### EXERCISE DETAILS
Would you repeat all of the records underneath, exactly as written?

*** Opening PROVIDED RECORDS ***

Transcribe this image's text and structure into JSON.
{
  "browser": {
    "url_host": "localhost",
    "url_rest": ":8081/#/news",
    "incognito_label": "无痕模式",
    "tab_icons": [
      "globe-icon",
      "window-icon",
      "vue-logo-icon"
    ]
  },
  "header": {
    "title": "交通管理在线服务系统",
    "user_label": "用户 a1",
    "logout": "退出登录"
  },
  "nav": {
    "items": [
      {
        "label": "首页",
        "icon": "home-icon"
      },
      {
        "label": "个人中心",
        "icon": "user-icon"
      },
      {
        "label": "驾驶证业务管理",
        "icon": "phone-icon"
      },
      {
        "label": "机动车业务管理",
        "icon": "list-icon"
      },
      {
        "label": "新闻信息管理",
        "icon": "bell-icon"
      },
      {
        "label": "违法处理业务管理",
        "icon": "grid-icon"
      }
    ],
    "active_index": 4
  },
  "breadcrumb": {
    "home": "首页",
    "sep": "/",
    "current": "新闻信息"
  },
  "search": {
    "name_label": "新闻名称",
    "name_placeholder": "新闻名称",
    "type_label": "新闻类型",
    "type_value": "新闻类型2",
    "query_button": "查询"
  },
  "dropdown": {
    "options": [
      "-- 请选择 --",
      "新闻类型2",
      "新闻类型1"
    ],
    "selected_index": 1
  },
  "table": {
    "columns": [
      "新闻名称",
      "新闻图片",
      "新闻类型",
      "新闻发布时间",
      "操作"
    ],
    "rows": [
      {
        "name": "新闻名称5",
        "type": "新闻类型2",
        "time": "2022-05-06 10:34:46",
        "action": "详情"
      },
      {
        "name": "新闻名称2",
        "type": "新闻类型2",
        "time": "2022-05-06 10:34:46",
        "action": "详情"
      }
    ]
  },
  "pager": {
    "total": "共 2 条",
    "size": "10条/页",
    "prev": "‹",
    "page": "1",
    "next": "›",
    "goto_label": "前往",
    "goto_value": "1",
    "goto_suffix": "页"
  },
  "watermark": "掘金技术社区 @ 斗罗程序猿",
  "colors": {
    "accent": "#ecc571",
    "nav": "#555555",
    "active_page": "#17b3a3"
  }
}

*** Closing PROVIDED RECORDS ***

### ANSWER BELOW
Transcribe this image's text and structure into JSON.
{
  "browser": {
    "url_host": "localhost",
    "url_rest": ":8081/#/news",
    "incognito_label": "无痕模式",
    "tab_icons": [
      "globe-icon",
      "window-icon",
      "vue-logo-icon"
    ]
  },
  "header": {
    "title": "交通管理在线服务系统",
    "user_label": "用户 a1",
    "logout": "退出登录"
  },
  "nav": {
    "items": [
      {
        "label": "首页",
        "icon": "home-icon"
      },
      {
        "label": "个人中心",
        "icon": "user-icon"
      },
      {
        "label": "驾驶证业务管理",
        "icon": "phone-icon"
      },
      {
        "label": "机动车业务管理",
        "icon": "list-icon"
      },
      {
        "label": "新闻信息管理",
        "icon": "bell-icon"
      },
      {
        "label": "违法处理业务管理",
        "icon": "grid-icon"
      }
    ],
    "active_index": 4
  },
  "breadcrumb": {
    "home": "首页",
    "sep": "/",
    "current": "新闻信息"
  },
  "search": {
    "name_label": "新闻名称",
    "name_placeholder": "新闻名称",
    "type_label": "新闻类型",
    "type_value": "新闻类型2",
    "query_button": "查询"
  },
  "dropdown": {
    "options": [
      "-- 请选择 --",
      "新闻类型2",
      "新闻类型1"
    ],
    "selected_index": 1
  },
  "table": {
    "columns": [
      "新闻名称",
      "新闻图片",
      "新闻类型",
      "新闻发布时间",
      "操作"
    ],
    "rows": [
      {
        "name": "新闻名称5",
        "type": "新闻类型2",
        "time": "2022-05-06 10:34:46",
        "action": "详情"
      },
      {
        "name": "新闻名称2",
        "type": "新闻类型2",
        "time": "2022-05-06 10:34:46",
        "action": "详情"
      }
    ]
  },
  "pager": {
    "total": "共 2 条",
    "size": "10条/页",
    "prev": "‹",
    "page": "1",
    "next": "›",
    "goto_label": "前往",
    "goto_value": "1",
    "goto_suffix": "页"
  },
  "watermark": "掘金技术社区 @ 斗罗程序猿",
  "colors": {
    "accent": "#ecc571",
    "nav": "#555555",
    "active_page": "#17b3a3"
  }
}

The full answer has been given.